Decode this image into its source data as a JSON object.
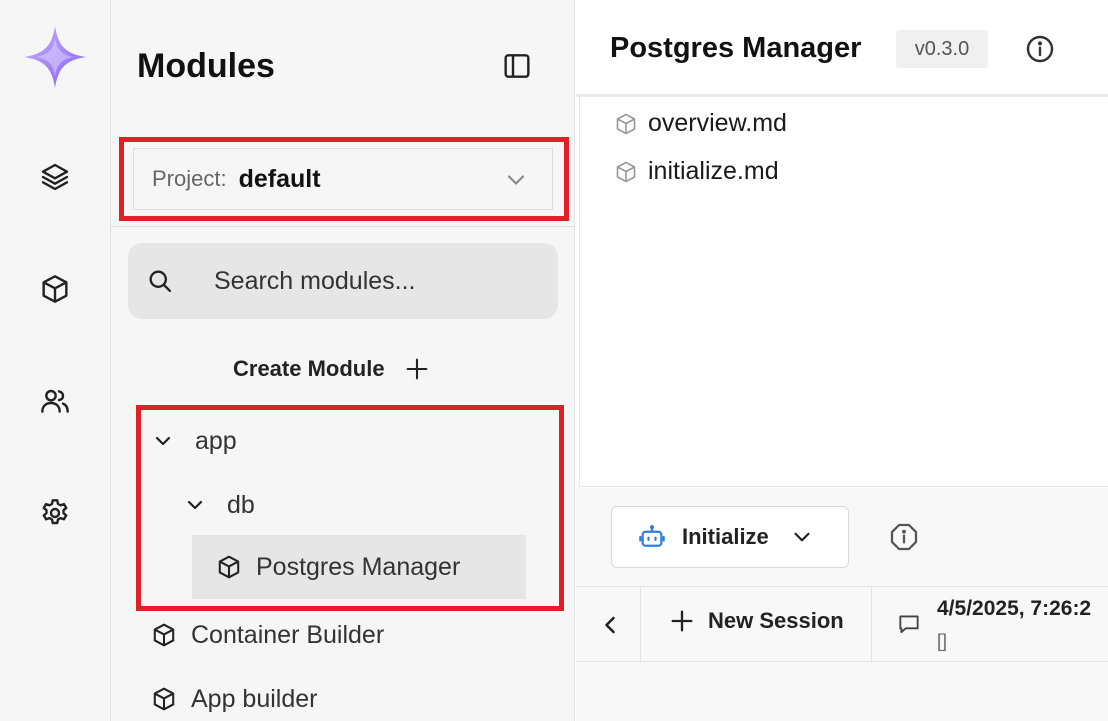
{
  "rail": {
    "logo": "sparkle-logo",
    "items": [
      {
        "icon": "layers-icon"
      },
      {
        "icon": "cube-icon"
      },
      {
        "icon": "users-icon"
      },
      {
        "icon": "gear-icon"
      }
    ]
  },
  "modules": {
    "title": "Modules",
    "project": {
      "label": "Project:",
      "value": "default"
    },
    "search": {
      "placeholder": "Search modules..."
    },
    "create_label": "Create Module",
    "tree": [
      {
        "label": "app",
        "type": "folder",
        "expanded": true
      },
      {
        "label": "db",
        "type": "folder",
        "expanded": true
      },
      {
        "label": "Postgres Manager",
        "type": "module",
        "selected": true
      },
      {
        "label": "Container Builder",
        "type": "module"
      },
      {
        "label": "App builder",
        "type": "module"
      }
    ]
  },
  "main": {
    "title": "Postgres Manager",
    "version": "v0.3.0",
    "docs": [
      {
        "label": "overview.md"
      },
      {
        "label": "initialize.md"
      }
    ],
    "action": {
      "label": "Initialize"
    },
    "session": {
      "new_label": "New Session",
      "timestamp": "4/5/2025, 7:26:2",
      "preview": "[]"
    }
  },
  "colors": {
    "highlight": "#e01f26",
    "accent_blue": "#2f7de1",
    "logo_purple": "#a78bfa"
  }
}
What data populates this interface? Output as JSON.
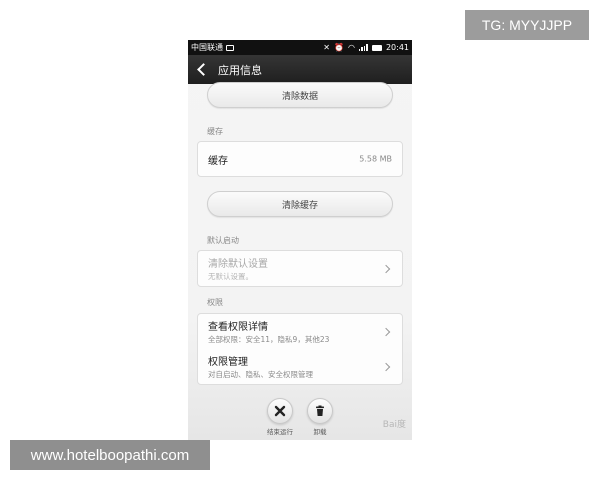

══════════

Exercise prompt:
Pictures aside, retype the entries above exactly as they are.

Answer below:
Decode this image into its source data as a JSON object.
{
  "rail": {
    "logo": "sparkle-logo",
    "items": [
      {
        "icon": "layers-icon"
      },
      {
        "icon": "cube-icon"
      },
      {
        "icon": "users-icon"
      },
      {
        "icon": "gear-icon"
      }
    ]
  },
  "modules": {
    "title": "Modules",
    "project": {
      "label": "Project:",
      "value": "default"
    },
    "search": {
      "placeholder": "Search modules..."
    },
    "create_label": "Create Module",
    "tree": [
      {
        "label": "app",
        "type": "folder",
        "expanded": true
      },
      {
        "label": "db",
        "type": "folder",
        "expanded": true
      },
      {
        "label": "Postgres Manager",
        "type": "module",
        "selected": true
      },
      {
        "label": "Container Builder",
        "type": "module"
      },
      {
        "label": "App builder",
        "type": "module"
      }
    ]
  },
  "main": {
    "title": "Postgres Manager",
    "version": "v0.3.0",
    "docs": [
      {
        "label": "overview.md"
      },
      {
        "label": "initialize.md"
      }
    ],
    "action": {
      "label": "Initialize"
    },
    "session": {
      "new_label": "New Session",
      "timestamp": "4/5/2025, 7:26:2",
      "preview": "[]"
    }
  },
  "colors": {
    "highlight": "#e01f26",
    "accent_blue": "#2f7de1",
    "logo_purple": "#a78bfa"
  }
}
What data populates this interface? Output as JSON.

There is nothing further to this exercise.